__Exercise aim__
Working line by line, output the entries below exactly as they appear.

__Supplied material__
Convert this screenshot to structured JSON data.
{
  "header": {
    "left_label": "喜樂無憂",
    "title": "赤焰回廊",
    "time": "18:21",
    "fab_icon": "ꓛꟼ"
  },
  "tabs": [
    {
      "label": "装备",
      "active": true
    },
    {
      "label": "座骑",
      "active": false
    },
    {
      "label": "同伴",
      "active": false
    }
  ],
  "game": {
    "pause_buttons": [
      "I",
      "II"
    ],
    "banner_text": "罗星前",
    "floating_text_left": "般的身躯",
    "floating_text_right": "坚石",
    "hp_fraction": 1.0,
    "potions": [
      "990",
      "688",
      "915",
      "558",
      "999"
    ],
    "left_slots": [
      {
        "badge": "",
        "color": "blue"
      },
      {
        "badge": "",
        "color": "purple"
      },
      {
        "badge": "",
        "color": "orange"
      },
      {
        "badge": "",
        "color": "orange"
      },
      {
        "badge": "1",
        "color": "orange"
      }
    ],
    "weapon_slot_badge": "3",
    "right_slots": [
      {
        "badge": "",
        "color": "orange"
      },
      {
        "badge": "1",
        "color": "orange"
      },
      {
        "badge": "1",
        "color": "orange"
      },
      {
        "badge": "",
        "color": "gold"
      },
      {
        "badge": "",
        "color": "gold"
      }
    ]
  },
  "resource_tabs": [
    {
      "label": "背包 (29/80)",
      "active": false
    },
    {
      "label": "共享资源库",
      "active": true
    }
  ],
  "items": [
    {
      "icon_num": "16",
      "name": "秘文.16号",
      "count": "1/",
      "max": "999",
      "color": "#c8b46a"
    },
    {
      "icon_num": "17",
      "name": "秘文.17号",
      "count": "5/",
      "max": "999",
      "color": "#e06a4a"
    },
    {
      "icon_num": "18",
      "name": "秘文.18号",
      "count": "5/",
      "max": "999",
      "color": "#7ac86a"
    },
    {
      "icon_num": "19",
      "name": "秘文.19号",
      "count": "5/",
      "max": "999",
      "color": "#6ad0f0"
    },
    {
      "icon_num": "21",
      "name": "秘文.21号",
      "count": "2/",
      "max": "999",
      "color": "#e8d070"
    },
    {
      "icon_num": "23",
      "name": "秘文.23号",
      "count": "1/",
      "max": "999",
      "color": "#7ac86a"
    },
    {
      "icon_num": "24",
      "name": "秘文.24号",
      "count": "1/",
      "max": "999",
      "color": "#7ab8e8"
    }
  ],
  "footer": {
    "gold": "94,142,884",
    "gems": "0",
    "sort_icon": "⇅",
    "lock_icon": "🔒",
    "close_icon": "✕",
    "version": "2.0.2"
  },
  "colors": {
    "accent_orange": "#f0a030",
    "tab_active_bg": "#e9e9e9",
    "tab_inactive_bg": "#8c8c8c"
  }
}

__Solution to this problem__
Convert this screenshot to structured JSON data.
{
  "header": {
    "left_label": "喜樂無憂",
    "title": "赤焰回廊",
    "time": "18:21",
    "fab_icon": "ꓛꟼ"
  },
  "tabs": [
    {
      "label": "装备",
      "active": true
    },
    {
      "label": "座骑",
      "active": false
    },
    {
      "label": "同伴",
      "active": false
    }
  ],
  "game": {
    "pause_buttons": [
      "I",
      "II"
    ],
    "banner_text": "罗星前",
    "floating_text_left": "般的身躯",
    "floating_text_right": "坚石",
    "hp_fraction": 1.0,
    "potions": [
      "990",
      "688",
      "915",
      "558",
      "999"
    ],
    "left_slots": [
      {
        "badge": "",
        "color": "blue"
      },
      {
        "badge": "",
        "color": "purple"
      },
      {
        "badge": "",
        "color": "orange"
      },
      {
        "badge": "",
        "color": "orange"
      },
      {
        "badge": "1",
        "color": "orange"
      }
    ],
    "weapon_slot_badge": "3",
    "right_slots": [
      {
        "badge": "",
        "color": "orange"
      },
      {
        "badge": "1",
        "color": "orange"
      },
      {
        "badge": "1",
        "color": "orange"
      },
      {
        "badge": "",
        "color": "gold"
      },
      {
        "badge": "",
        "color": "gold"
      }
    ]
  },
  "resource_tabs": [
    {
      "label": "背包 (29/80)",
      "active": false
    },
    {
      "label": "共享资源库",
      "active": true
    }
  ],
  "items": [
    {
      "icon_num": "16",
      "name": "秘文.16号",
      "count": "1/",
      "max": "999",
      "color": "#c8b46a"
    },
    {
      "icon_num": "17",
      "name": "秘文.17号",
      "count": "5/",
      "max": "999",
      "color": "#e06a4a"
    },
    {
      "icon_num": "18",
      "name": "秘文.18号",
      "count": "5/",
      "max": "999",
      "color": "#7ac86a"
    },
    {
      "icon_num": "19",
      "name": "秘文.19号",
      "count": "5/",
      "max": "999",
      "color": "#6ad0f0"
    },
    {
      "icon_num": "21",
      "name": "秘文.21号",
      "count": "2/",
      "max": "999",
      "color": "#e8d070"
    },
    {
      "icon_num": "23",
      "name": "秘文.23号",
      "count": "1/",
      "max": "999",
      "color": "#7ac86a"
    },
    {
      "icon_num": "24",
      "name": "秘文.24号",
      "count": "1/",
      "max": "999",
      "color": "#7ab8e8"
    }
  ],
  "footer": {
    "gold": "94,142,884",
    "gems": "0",
    "sort_icon": "⇅",
    "lock_icon": "🔒",
    "close_icon": "✕",
    "version": "2.0.2"
  },
  "colors": {
    "accent_orange": "#f0a030",
    "tab_active_bg": "#e9e9e9",
    "tab_inactive_bg": "#8c8c8c"
  }
}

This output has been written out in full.